1. Limited time only! Sign up for a free 30min personal tutor trial with Chegg Tutors
    Dismiss Notice
Dismiss Notice
Join Physics Forums Today!
The friendliest, high quality science and math community on the planet! Everyone who loves science is here!

Question on gravitation law derivation

  1. Feb 2, 2013 #1
    Hi, guys.
    I was wondering on Newton's Gravity Law derivation, and I found this page: http://www.relativitycalculator.com/Newton_Universal_Gravity_Law.shtml
    Everything seems clear, but the first step is just killing me, because I can't get it.
    Assuming small incremental changes in s; [tex]
    \lim_{t\rightarrow 0} {s} \rightarrow 0
    we have the following ratios
    [itex]\frac{\omega}{\nu}[/itex]=[itex]\frac{s}{r}[/itex], and [itex]\frac{t}{T}[/itex]=[itex]\frac{s}{2πr}[/itex]
    Could someone help me out? Explain, or just say, which part of math do I have to cover in order to understand that?
    (btw, I did pre-calculus, and calculus, so concept of limits is familiar to me)
    Thanks in advance.
    Last edited: Feb 2, 2013
  2. jcsd
  3. Feb 3, 2013 #2


    User Avatar

    Staff: Mentor

    It's just telling you the ratios of everything. The vector changes at the same rate that the distance traveled does since v and r are equal. If you double w you double s as well.

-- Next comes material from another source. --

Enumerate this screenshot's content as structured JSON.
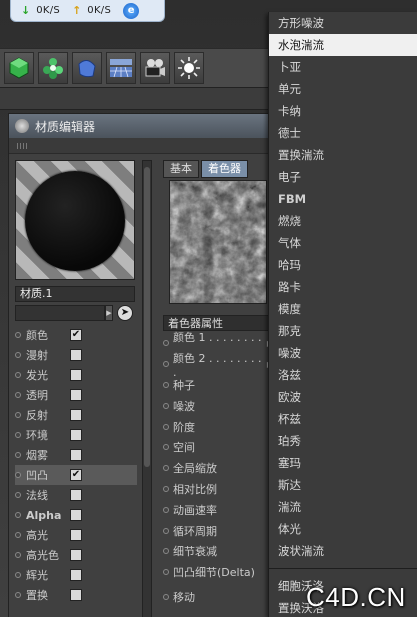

    In the 2nd ratio, T is the total time of one orbital period and 2*Pi*R is the total distance of the orbit. As t changes, which is the time it takes to transverse the incremental time period s, s changes as well. If you double t you double s. Does that make sense?
  4. Feb 3, 2013 #3
    Yes, thank you a lot! I had kind of intuitive feeling about it, but I wasn't sure if it is correct.
Share this great discussion with others via Reddit, Google+, Twitter, or Facebook